Millennials: The First Wave for Alt Finance
More importantly, choosing to be un-banked is now a viable financial lifestyle choice. Whether as a result of people’s disillusionment with traditional banks, a desire to share less personal information with institutions, or because XXX, people who are able to participate in the larger banked population are choosing to instead to become at least partially unbanked, with their financial assets divided across multiple financial accounts. As significant, some users are skipping the banks altogether for more lucrative products like loans and going directly to alt finance specialty services such as SoFi, a lender focused on the millennial market.
Increasingly post-Millennials are choosing to eschew traditional banks altogether with the rise of alternatives such as Robinhood. And while the Millennials do have bank accounts with the majors, their money and perhaps more importantly, their transactions, are split amongst several institutions — as a hedge against another financial crisis, if unconsciously. While Millennials need – and value – financial advisement as much as other segments, they are getting their information from like-minded peer sources versus a bank expert – and they are likely to get their advice from multiple sources as well.
But several trends indicate that the ranks of the underbanked are growing as the un-banked and underbanked are presented with ever more “banking-like” options and with the emergence of innovative new offerings that provide consumers with options that the banks have been slow to offer, or which have previously only been available to those with stellar credit and/or large deposit accounts. In comparison with fee-laden bank accounts, pre-paid cards are highly attractive. American Express offers:

  • No credit check
  • No minimum balance
  • No hidden fees
  • Value-add services such as online bill pay, tools to manage your money
  • Cash-back on premier tier (with minimum loads)
  • Free direct deposit
  • Large scale cash re-load networks (45,000+) and ATM access
  • Subaccounts
  • Mobile capabilities
  • Connected to your checking/savings account

In addition, the American Express-Walmart Bluebird offers:

  • Dedicated customer service
  • Check-writing
  • Transfer funds between Bluebird and checking/savings accounts

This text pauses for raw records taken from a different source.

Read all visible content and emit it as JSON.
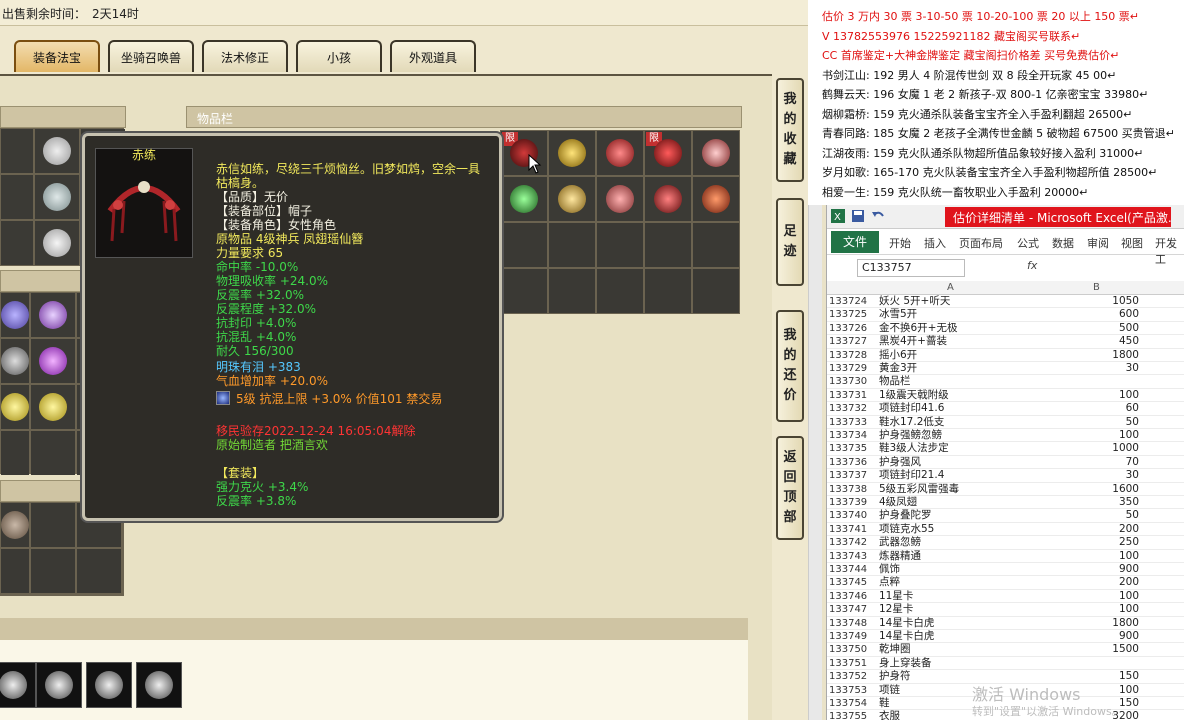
{
  "game": {
    "time_label": "出售剩余时间：",
    "time_value": "2天14时",
    "tabs": [
      "装备法宝",
      "坐骑召唤兽",
      "法术修正",
      "小孩",
      "外观道具"
    ],
    "items_panel_title": "物品栏",
    "limit_badge": "限",
    "side_nav": [
      "我的收藏",
      "足迹",
      "我的还价",
      "返回顶部"
    ]
  },
  "tooltip": {
    "name": "赤练",
    "desc1": "赤信如练，尽绕三千烦恼丝。旧梦如鸩，空余一具",
    "desc2": "枯槁身。",
    "quality": "【品质】无价",
    "slot": "【装备部位】帽子",
    "role": "【装备角色】女性角色",
    "origin": "原物品 4级神兵 凤翅瑶仙簪",
    "stats": [
      "力量要求 65",
      "命中率 -10.0%",
      "物理吸收率 +24.0%",
      "反震率 +32.0%",
      "反震程度 +32.0%",
      "抗封印 +4.0%",
      "抗混乱 +4.0%",
      "耐久 156/300"
    ],
    "gem": "明珠有泪 +383",
    "hp_boost": "气血增加率 +20.0%",
    "stone": "5级 抗混上限 +3.0% 价值101 禁交易",
    "transfer": "移民验存2022-12-24 16:05:04解除",
    "enchant": "原始制造者  把酒言欢",
    "set_title": "【套装】",
    "set1": "强力克火 +3.4%",
    "set2": "反震率 +3.8%"
  },
  "right_text": [
    {
      "t": "估价 3 万内 30 票    3-10-50 票    10-20-100 票    20 以上 150 票↵",
      "c": "#e01010"
    },
    {
      "t": "V 13782553976      15225921182    藏宝阁买号联系↵",
      "c": "#e01010"
    },
    {
      "t": "CC 首席鉴定+大神金牌鉴定  藏宝阁扫价格差  买号免费估价↵",
      "c": "#e01010"
    },
    {
      "t": "书剑江山:  192 男人 4 阶混传世剑  双 8 段全开玩家  45 00↵",
      "c": "#111"
    },
    {
      "t": "鹤舞云天:  196 女魔 1 老 2 新孩子-双 800-1 亿亲密宝宝 33980↵",
      "c": "#111"
    },
    {
      "t": "烟柳霜桥:  159 克火通杀队装备宝宝齐全入手盈利翻超 26500↵",
      "c": "#111"
    },
    {
      "t": "青春同路:  185 女魔 2 老孩子全满传世金麟 5 破物超 67500 买贵管退↵",
      "c": "#111"
    },
    {
      "t": "江湖夜雨:  159 克火队通杀队物超所值品象较好接入盈利 31000↵",
      "c": "#111"
    },
    {
      "t": "岁月如歌:  165-170 克火队装备宝宝齐全入手盈利物超所值 28500↵",
      "c": "#111"
    },
    {
      "t": "相爱一生:  159 克火队统一畜牧职业入手盈利 20000↵",
      "c": "#111"
    }
  ],
  "excel": {
    "title": "估价详细清单 - Microsoft Excel(产品激...",
    "ribbon": [
      "开始",
      "插入",
      "页面布局",
      "公式",
      "数据",
      "审阅",
      "视图",
      "开发工"
    ],
    "file_tab": "文件",
    "name_box": "C133757",
    "fx": "fx",
    "col_a": "A",
    "col_b": "B",
    "rows": [
      [
        "133724",
        "妖火 5开+听天",
        "1050"
      ],
      [
        "133725",
        "冰雪5开",
        "600"
      ],
      [
        "133726",
        "金不换6开+无极",
        "500"
      ],
      [
        "133727",
        "黑炭4开+蔷装",
        "450"
      ],
      [
        "133728",
        "摇小6开",
        "1800"
      ],
      [
        "133729",
        "黄金3开",
        "30"
      ],
      [
        "133730",
        "物品栏",
        ""
      ],
      [
        "133731",
        "1级震天戟附级",
        "100"
      ],
      [
        "133732",
        "项链封印41.6",
        "60"
      ],
      [
        "133733",
        "鞋水17.2低支",
        "50"
      ],
      [
        "133734",
        "护身强鳑忽鳑",
        "100"
      ],
      [
        "133735",
        "鞋3级人法步定",
        "1000"
      ],
      [
        "133736",
        "护身强风",
        "70"
      ],
      [
        "133737",
        "项链封印21.4",
        "30"
      ],
      [
        "133738",
        "5级五彩风雷强毒",
        "1600"
      ],
      [
        "133739",
        "4级凤翅",
        "350"
      ],
      [
        "133740",
        "护身叠陀罗",
        "50"
      ],
      [
        "133741",
        "项链克水55",
        "200"
      ],
      [
        "133742",
        "武器忽鳑",
        "250"
      ],
      [
        "133743",
        "炼器精通",
        "100"
      ],
      [
        "133744",
        "佩饰",
        "900"
      ],
      [
        "133745",
        "点粹",
        "200"
      ],
      [
        "133746",
        "11星卡",
        "100"
      ],
      [
        "133747",
        "12星卡",
        "100"
      ],
      [
        "133748",
        "14星卡白虎",
        "1800"
      ],
      [
        "133749",
        "14星卡白虎",
        "900"
      ],
      [
        "133750",
        "乾坤圈",
        "1500"
      ],
      [
        "133751",
        "身上穿装备",
        ""
      ],
      [
        "133752",
        "护身符",
        "150"
      ],
      [
        "133753",
        "项链",
        "100"
      ],
      [
        "133754",
        "鞋",
        "150"
      ],
      [
        "133755",
        "衣服",
        "3200"
      ]
    ]
  },
  "watermark": {
    "line1": "激活 Windows",
    "line2": "转到\"设置\"以激活 Windows。"
  }
}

While the pre-paid business currently represents a relatively small 2% of the business, it may figure importantly as American Express struggles to keep its high net worth customers, and in the wake of such losses at the Costco co-brand account. The pre-paid business is experiencing triple year-over-year growth as a result of these attractive features, though in the scope of AmEx’s overall business, pre-paid is not contributing significantly to the company’s profitablity.
But that’s not the point. AmEx is developing consumer relationships — building brand, goodwill and a customer pipeline for higher margin products. In this manner, American Express is able to tap into consumer segments that had previously been unable to them, and to potentially retain the customer relationship if and when a pre-paid card user is able to, or decides to become banked.
In the final part of this five-part series on gift cards, we will look at two companies in particular – one a recently launched start-up and the other an established and fast-growing force in the pre-paid cards business – that are focusing on usability and merchant/brand relationships to capitalize on the rising use of stored value cards as non-bank financial account vehicles.